I hope I have been wrong about Ronald Reagan. I hope I have been totally wrong about his new conservative economic policies. And I hope that the president-elect is right when he says that his ideas will finally, and permanently, cure the plague of structural unemployment afflicting millions of able-bodied minority men and women in America.
The Reagan approach runs contrary to the Democratic Party doctrines I have advocated during my entire career. His persistent criticisms of programs on affirmative action, job training and set-asides are mirror images of my own skepticism of his pro-business, anti-regulation, anti-welfare pronouncements.
The symptons of "structural unemploymentitis" -- poverty, crime, drug abuse and violence -- have had his frequent comment; but their root causes and the remedies proposed by liberals have been ignored or attacked by the incoming president.

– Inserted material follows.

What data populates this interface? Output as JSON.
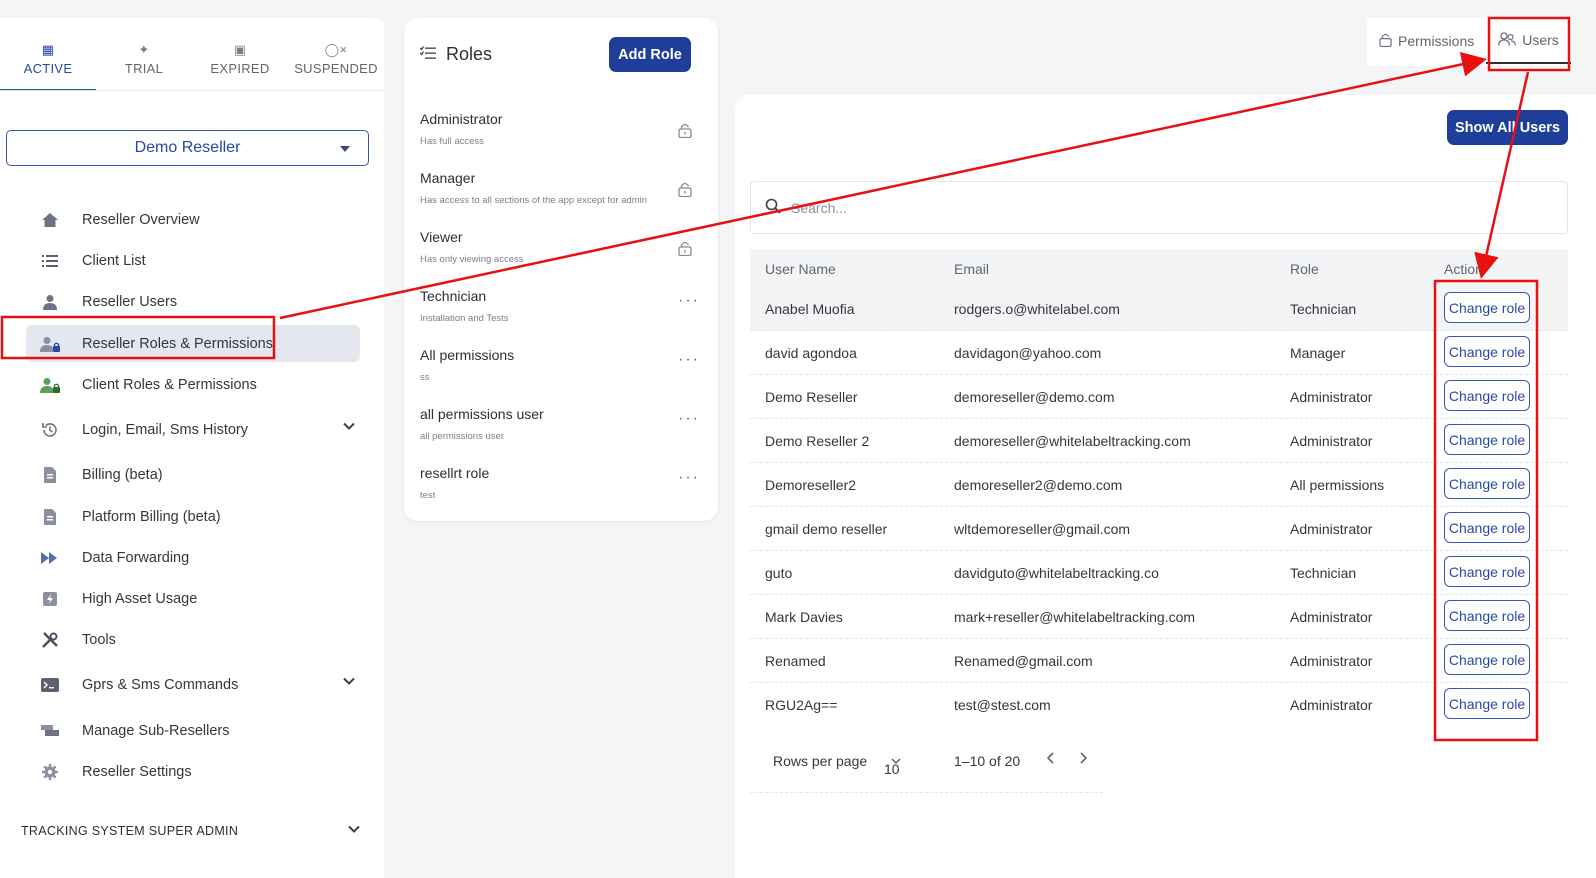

The reality remains, however, that years of federal efforts and billions of federal dollars have not brought prosperity and full employment to minority communities. "Cooling-off programs," as they are perceived in many poor neighborhoods, helped defuse hostility, but raised false hopes of deliverance from the cycle of welfare and poverty.
The best-intentioned CETA programs disappointed those of us who created and funded them, and frustrated those who expected meaningful employment skills and well-paying jobs. On thousands of city street corners, unemployed CETA graduates mingle with thousands of other jobless young men and women. Their training turned out to be irrelevant or inadequate for local employers who advertise in vain for the craftsmen they need.
I freely admit that Democratic Party solutions have been less than successful in bringing the structurally unemployed into this country's economic mainstream. The major challenge to the Reagan administration is to demonstrate quickly and conclusively that its proposals will succeed where others have failed.
If, after a year or so of new ideas, no progress is apparent, they should also be willing to admit error. The Republicans' "new broom" should continue sweeping, even if it is their programs that need to be swept aside.
But for now, I will not stand in their way. If President Reagan succeeds in really putting all of America back to work, he will have my sincere admiration and support.